**Exercise directions:**
Which lines of the entries contain the word "true"? Please list them.

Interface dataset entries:
=== Section Start ===

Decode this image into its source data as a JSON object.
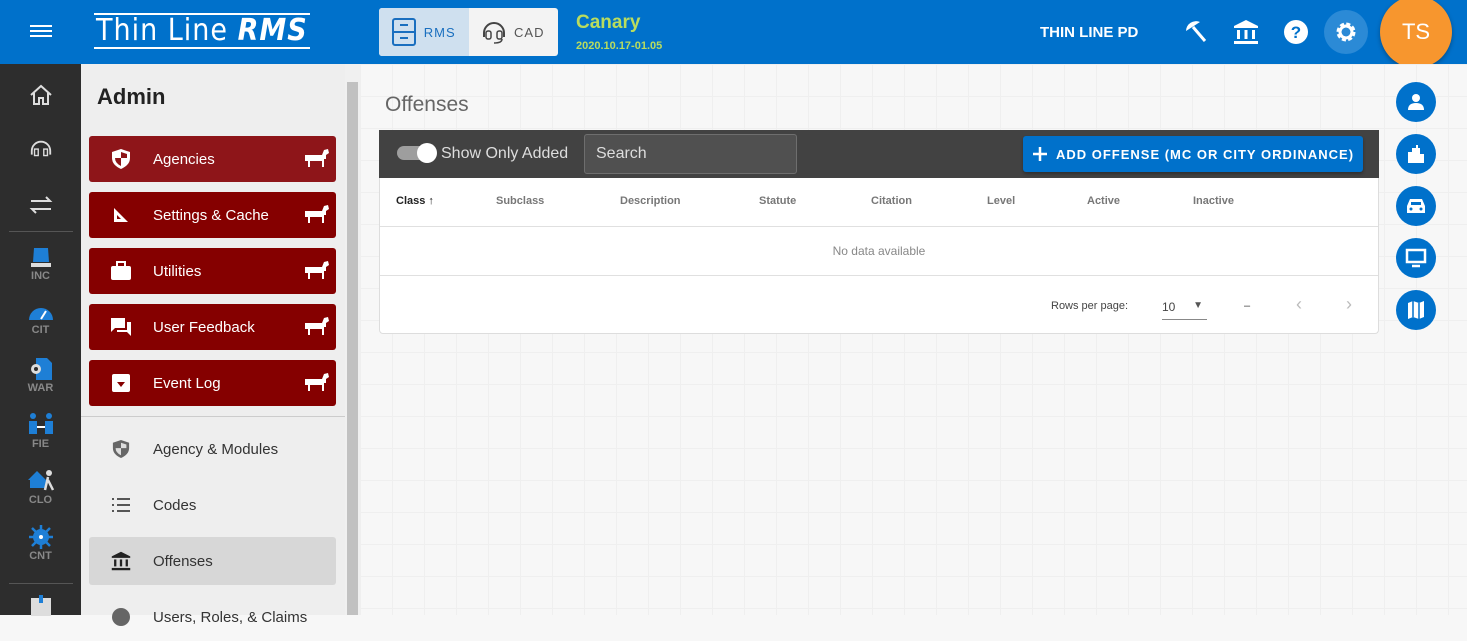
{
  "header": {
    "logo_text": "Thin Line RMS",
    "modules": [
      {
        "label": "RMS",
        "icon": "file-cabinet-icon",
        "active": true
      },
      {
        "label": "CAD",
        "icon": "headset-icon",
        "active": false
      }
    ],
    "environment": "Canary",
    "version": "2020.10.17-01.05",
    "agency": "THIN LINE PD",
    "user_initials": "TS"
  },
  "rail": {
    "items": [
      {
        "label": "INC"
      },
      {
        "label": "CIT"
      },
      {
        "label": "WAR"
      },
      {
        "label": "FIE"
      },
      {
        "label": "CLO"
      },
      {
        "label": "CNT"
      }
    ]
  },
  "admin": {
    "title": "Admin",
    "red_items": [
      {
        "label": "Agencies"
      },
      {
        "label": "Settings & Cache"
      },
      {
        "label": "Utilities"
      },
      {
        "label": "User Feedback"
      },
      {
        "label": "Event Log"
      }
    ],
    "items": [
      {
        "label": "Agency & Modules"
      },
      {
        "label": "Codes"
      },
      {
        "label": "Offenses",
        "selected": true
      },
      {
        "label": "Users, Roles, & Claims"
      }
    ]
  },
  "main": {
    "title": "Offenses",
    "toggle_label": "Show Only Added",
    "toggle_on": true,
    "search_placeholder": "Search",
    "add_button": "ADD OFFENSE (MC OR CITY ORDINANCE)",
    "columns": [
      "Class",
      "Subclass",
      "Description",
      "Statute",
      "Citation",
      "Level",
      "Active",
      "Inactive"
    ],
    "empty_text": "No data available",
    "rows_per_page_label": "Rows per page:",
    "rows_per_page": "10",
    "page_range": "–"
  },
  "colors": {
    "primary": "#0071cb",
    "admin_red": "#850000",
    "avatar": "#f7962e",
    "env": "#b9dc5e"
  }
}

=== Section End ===
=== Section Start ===

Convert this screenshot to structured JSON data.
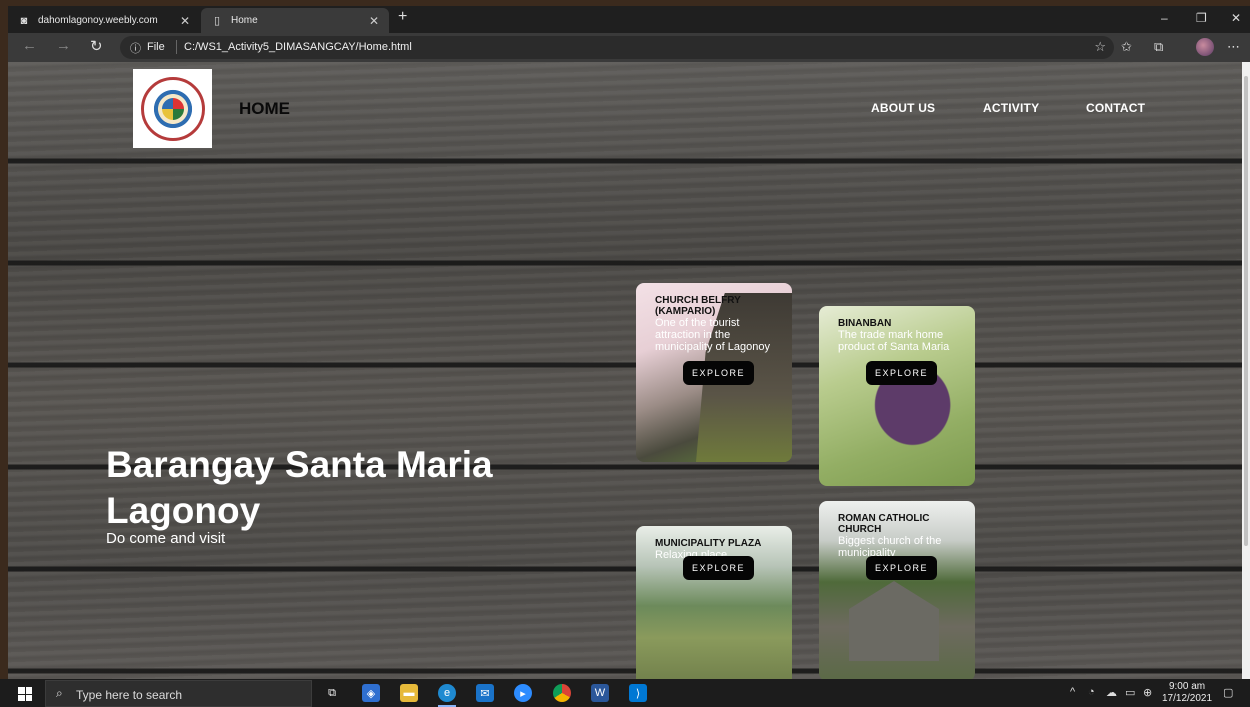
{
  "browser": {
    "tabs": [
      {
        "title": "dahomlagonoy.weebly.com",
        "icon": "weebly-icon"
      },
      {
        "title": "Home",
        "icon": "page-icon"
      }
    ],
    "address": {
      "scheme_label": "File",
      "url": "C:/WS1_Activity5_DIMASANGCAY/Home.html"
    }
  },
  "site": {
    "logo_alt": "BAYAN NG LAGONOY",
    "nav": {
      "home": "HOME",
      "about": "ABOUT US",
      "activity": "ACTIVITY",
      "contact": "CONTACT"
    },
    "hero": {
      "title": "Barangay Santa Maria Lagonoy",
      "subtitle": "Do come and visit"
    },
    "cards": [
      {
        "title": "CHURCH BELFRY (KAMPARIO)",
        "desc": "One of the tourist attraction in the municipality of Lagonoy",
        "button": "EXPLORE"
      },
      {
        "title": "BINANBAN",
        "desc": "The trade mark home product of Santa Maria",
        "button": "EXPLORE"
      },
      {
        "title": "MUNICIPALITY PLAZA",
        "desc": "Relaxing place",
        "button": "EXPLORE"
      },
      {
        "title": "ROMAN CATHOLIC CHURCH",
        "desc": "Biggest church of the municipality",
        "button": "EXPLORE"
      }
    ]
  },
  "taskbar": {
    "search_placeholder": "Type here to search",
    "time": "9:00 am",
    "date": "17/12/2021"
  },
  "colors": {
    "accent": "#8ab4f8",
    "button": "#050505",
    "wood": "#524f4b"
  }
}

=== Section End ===

**Solution for this task:**
        "active": true
        "selected": true
    "toggle_on": true,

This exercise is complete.